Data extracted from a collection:
-------
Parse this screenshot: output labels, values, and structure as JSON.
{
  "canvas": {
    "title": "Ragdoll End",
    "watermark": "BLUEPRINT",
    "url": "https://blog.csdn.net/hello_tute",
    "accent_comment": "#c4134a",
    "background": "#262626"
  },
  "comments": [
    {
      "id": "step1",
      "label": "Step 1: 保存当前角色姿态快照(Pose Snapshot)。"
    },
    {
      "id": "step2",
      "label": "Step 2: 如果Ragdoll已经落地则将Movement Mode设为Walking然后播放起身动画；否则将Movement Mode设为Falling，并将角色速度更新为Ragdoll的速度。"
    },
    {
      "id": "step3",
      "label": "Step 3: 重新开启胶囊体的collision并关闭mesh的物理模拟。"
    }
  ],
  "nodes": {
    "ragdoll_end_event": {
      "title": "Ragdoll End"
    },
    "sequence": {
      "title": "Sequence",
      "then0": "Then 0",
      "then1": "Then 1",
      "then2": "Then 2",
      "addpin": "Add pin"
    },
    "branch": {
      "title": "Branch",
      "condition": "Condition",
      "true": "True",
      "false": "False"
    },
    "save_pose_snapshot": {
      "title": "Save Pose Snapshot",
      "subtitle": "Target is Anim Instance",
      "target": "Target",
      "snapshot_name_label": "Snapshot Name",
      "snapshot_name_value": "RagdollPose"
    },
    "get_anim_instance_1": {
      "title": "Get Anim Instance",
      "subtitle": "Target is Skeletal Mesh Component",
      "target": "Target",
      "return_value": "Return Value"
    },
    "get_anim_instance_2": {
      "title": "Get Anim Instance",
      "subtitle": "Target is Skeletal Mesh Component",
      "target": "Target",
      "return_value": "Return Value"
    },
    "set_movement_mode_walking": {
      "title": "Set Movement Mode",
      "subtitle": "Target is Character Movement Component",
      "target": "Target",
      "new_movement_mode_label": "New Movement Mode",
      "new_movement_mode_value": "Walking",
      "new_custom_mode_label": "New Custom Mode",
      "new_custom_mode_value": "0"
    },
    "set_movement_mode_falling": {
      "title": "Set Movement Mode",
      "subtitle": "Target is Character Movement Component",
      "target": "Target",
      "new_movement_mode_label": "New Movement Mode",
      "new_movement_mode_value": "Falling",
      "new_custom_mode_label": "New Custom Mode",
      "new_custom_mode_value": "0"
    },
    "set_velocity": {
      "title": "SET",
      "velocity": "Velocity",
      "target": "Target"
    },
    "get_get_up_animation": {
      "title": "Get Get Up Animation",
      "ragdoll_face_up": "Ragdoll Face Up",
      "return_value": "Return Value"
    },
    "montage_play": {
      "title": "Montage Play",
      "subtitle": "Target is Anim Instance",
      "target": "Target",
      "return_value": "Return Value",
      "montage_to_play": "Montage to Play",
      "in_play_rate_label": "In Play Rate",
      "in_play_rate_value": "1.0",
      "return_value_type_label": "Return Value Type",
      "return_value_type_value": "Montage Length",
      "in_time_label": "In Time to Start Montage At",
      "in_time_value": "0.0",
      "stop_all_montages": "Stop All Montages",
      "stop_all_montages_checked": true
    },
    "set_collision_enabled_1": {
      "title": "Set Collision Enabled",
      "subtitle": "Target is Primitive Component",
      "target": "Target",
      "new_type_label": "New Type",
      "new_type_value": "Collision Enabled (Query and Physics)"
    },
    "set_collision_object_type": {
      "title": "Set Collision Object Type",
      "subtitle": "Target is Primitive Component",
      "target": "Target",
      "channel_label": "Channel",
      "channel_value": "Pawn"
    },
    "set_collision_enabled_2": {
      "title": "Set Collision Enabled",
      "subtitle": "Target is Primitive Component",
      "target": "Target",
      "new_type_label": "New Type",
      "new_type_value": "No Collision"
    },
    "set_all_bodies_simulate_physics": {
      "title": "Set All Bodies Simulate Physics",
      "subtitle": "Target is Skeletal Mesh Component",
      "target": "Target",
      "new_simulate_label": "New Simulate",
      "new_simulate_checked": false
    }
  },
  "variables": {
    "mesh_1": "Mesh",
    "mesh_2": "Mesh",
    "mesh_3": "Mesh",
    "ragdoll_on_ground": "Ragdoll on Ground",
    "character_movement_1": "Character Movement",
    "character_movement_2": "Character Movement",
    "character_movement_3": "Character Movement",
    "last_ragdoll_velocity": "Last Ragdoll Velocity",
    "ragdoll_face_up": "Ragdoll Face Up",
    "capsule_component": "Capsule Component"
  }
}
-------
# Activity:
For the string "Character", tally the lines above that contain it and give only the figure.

# Answer to the exercise:
5